The Roswell High Lady Coyote soccer team turned in, arguably, one of their most complete performances of the season as they shut out district rival Artesia 3-0 at chilly, dark Cielo Grande in the opening round of the Fuddruckers Girls State 5A Soccer Championships. The match, played without lights due to an electronic malfunction, saw the Coyotes take control early in the second half and coast to the win.
The Lady Bulldogs (15-6) had beaten the Coyotes twice earlier in the season, but could not get anything past a stout Roswell High defense as they fell for the second year in a row to the Coyotes in the opening round of the state tourney.
“I mean…what can you say after something like that,” stated a happy coach Samantha Ward. “The girls came together and played hard. We are proud of them.”
Both teams came out strong with tough play on both sides – especially on the defensive front. No shots on goal were recorded by either team until the 11th minute when 8th-grader Zailor Lopez got one of which was easily saved by Maddie Battle, who recorded a shutout for the hosts.
Three minutes earlier, Elisa Cardenas, the leading scorer for the Bulldogs, went down and did not return. The visiting team was missing a step offensively from then on with a lot of the offense going through freshman Sadi Butler.
The Coyotes started to get going offensively as Heaven Vasquez missed high and Lina Cherinko missed wide right in the 14th minute. Five minutes later, Kaleigh Holloway had a nice run from midfield, but her shot came up just short as well. After receiving the goalie kick, senior Steffania Martinez came up from her mid-field position and simply booted a high shot to the goal which took a nice bounce right over the Bulldog goalie and into the net for a 1-0 lead.
“When lucks on your side, it’s good to go,” said Ward of the fortunate bounce on the initial goal. “They have a good goalie (Jacqueline Govea) and she just made a simple mistake and one goal makes a huge difference. I think that set the tone for us tonight.”
The lead would hold up as the smothering back line of Macey Martinez, Yajarya Castillo and Zarriah Herrera would not let much past. The Coyotes would suffer a late scare when a Bulldog shot clanked off the post with three minutes to play, but that would be the closest the visitors would get.

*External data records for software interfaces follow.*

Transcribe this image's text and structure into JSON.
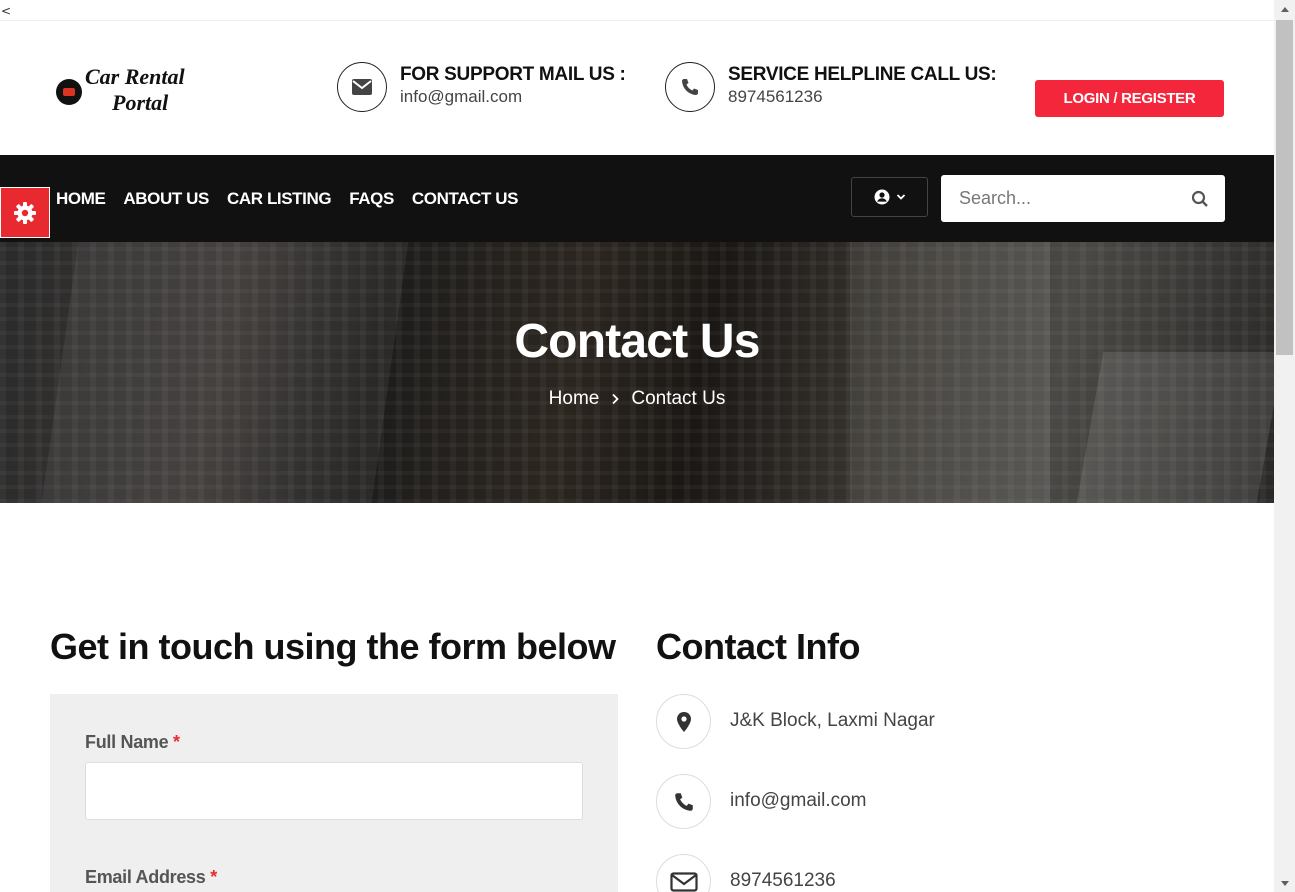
{
  "stray_char": "<",
  "logo": {
    "line1": "Car Rental",
    "line2": "Portal"
  },
  "header": {
    "mail": {
      "title": "FOR SUPPORT MAIL US :",
      "value": "info@gmail.com",
      "icon": "envelope-icon"
    },
    "phone": {
      "title": "SERVICE HELPLINE CALL US:",
      "value": "8974561236",
      "icon": "phone-icon"
    },
    "login_label": "LOGIN / REGISTER"
  },
  "nav": {
    "items": [
      {
        "label": "HOME"
      },
      {
        "label": "ABOUT US"
      },
      {
        "label": "CAR LISTING"
      },
      {
        "label": "FAQS"
      },
      {
        "label": "CONTACT US"
      }
    ],
    "search_placeholder": "Search..."
  },
  "hero": {
    "title": "Contact Us",
    "breadcrumb": {
      "home": "Home",
      "current": "Contact Us"
    }
  },
  "form": {
    "heading": "Get in touch using the form below",
    "full_name_label": "Full Name",
    "email_label": "Email Address",
    "required_mark": "*",
    "full_name_value": ""
  },
  "info": {
    "heading": "Contact Info",
    "items": [
      {
        "icon": "map-marker-icon",
        "text": "J&K Block, Laxmi Nagar"
      },
      {
        "icon": "phone-icon",
        "text": "info@gmail.com"
      },
      {
        "icon": "envelope-icon",
        "text": "8974561236"
      }
    ]
  },
  "colors": {
    "accent": "#f3263b",
    "nav_bg": "#111111",
    "gear_tab": "#e82a30"
  }
}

The second half saw the Bulldogs playing with a sense of urgency and the hosts staying aggressive. That aggressiveness payed off in the 51st minute for the Coyotes as Danielle Banda would head pass a perfect ball to Holloway who would dribble once and blast one in for a 2-0 lead.
“Danielle has a great eye for the field and she knows that Kai is going to be behind her,” said Ward. “They just work really well together. They work together and they put passes together and they are hard to beat together.”

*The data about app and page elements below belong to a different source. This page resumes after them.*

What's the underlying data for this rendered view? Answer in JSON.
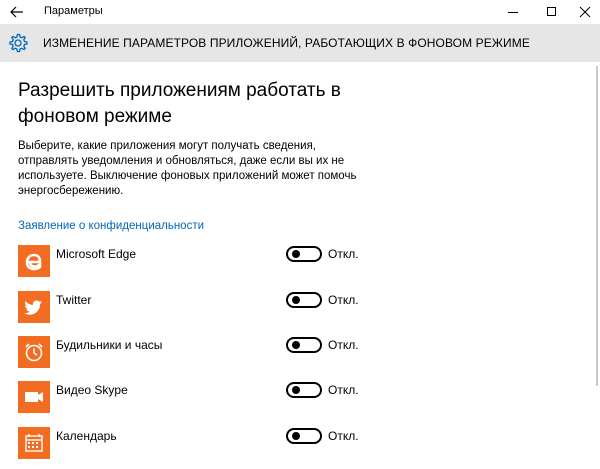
{
  "window": {
    "title": "Параметры"
  },
  "header": {
    "title": "ИЗМЕНЕНИЕ ПАРАМЕТРОВ ПРИЛОЖЕНИЙ, РАБОТАЮЩИХ В ФОНОВОМ РЕЖИМЕ"
  },
  "main": {
    "title": "Разрешить приложениям работать в фоновом режиме",
    "description": "Выберите, какие приложения могут получать сведения, отправлять уведомления и обновляться, даже если вы их не используете. Выключение фоновых приложений может помочь энергосбережению.",
    "privacy_link": "Заявление о конфиденциальности"
  },
  "colors": {
    "accent": "#f26d21",
    "link": "#0067b8",
    "header_bg": "#e6e6e6"
  },
  "apps": [
    {
      "name": "Microsoft Edge",
      "icon": "edge-icon",
      "state": "Откл."
    },
    {
      "name": "Twitter",
      "icon": "twitter-bird-icon",
      "state": "Откл."
    },
    {
      "name": "Будильники и часы",
      "icon": "alarm-clock-icon",
      "state": "Откл."
    },
    {
      "name": "Видео Skype",
      "icon": "video-camera-icon",
      "state": "Откл."
    },
    {
      "name": "Календарь",
      "icon": "calendar-icon",
      "state": "Откл."
    }
  ]
}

The lead would grow three minutes later as Holloway would run down a through ball, beat three defenders and put one past a charging goalie. The great effort gave the Coyotes a 3-0 lead.
“Speed up top helps, skill also, and like I’ve said earlier, Kai doesn’t like to lose,” said Ward of Holloways nice goal.
With 26 minutes still to play it became obvious that the lights were not coming on, but the two sides continued to battle in the chilly dim evening to the bitter end.
The Coyotes (13-8 overall) now prepare to face top-seeded and defending state champion Albuquerque Academy in the quarterfinals. The game will be played in Bernalillo on Thursday at 9:30 a.m.